The problem: Each line below that contains "label" should be counted; give the total alone.

Segment Start: Data excerpts

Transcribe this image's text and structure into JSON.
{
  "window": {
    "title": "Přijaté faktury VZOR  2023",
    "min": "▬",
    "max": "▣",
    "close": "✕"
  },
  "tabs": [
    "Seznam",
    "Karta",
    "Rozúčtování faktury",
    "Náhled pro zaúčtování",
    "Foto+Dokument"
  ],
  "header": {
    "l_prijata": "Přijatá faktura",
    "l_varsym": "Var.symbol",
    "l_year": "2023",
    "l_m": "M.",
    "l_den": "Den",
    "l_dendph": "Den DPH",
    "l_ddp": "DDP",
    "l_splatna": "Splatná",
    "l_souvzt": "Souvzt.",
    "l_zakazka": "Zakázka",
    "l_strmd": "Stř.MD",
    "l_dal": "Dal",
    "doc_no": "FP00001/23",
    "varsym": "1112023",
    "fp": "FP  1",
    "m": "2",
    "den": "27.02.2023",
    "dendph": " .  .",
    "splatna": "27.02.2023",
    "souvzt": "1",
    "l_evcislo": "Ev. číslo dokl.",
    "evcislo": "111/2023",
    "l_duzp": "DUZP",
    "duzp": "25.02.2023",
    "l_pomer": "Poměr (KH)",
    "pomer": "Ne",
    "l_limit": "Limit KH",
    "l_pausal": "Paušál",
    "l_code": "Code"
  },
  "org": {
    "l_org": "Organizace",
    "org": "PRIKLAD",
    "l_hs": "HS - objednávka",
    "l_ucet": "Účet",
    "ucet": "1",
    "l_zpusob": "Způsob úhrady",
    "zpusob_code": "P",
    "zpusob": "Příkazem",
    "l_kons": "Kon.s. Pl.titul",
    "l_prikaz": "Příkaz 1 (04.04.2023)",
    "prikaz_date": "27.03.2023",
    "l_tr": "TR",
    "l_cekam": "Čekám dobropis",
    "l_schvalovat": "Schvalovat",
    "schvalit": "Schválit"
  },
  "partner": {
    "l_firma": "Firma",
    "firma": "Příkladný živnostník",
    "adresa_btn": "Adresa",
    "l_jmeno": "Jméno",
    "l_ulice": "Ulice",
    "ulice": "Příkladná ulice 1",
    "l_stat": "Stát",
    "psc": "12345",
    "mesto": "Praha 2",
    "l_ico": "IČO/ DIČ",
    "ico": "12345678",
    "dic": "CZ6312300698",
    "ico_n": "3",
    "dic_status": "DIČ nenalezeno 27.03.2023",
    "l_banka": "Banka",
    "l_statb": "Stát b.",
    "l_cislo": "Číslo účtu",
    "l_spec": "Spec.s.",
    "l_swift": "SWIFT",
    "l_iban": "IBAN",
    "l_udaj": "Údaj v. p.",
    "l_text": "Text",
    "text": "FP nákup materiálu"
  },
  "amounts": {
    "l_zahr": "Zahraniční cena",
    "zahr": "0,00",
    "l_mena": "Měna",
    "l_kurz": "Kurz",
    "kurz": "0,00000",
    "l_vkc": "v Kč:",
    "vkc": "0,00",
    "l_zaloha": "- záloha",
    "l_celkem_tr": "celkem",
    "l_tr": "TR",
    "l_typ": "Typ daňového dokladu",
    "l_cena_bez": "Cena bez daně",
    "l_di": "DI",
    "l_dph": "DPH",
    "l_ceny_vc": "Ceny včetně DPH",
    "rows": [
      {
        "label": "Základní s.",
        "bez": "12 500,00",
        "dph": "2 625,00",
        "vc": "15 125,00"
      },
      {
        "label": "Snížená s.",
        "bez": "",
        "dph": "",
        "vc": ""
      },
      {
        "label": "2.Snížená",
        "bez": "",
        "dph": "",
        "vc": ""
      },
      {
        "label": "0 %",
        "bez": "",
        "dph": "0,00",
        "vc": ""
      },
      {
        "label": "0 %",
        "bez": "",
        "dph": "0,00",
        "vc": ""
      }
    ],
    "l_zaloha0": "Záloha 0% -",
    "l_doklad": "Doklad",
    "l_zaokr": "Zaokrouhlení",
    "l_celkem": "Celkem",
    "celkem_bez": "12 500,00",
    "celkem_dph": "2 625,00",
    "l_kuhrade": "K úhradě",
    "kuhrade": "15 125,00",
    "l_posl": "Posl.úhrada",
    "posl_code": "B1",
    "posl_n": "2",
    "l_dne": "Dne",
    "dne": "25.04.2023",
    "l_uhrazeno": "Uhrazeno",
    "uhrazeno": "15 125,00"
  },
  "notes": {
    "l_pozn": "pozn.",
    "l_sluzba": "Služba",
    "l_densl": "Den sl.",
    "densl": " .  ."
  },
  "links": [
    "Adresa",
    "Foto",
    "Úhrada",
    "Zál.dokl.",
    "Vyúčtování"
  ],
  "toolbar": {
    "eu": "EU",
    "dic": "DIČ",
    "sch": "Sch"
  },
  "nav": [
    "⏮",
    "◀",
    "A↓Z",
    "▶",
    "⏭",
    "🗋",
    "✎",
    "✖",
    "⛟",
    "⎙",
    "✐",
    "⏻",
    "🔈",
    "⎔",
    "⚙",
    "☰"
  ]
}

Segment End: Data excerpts

Solution to this task: 5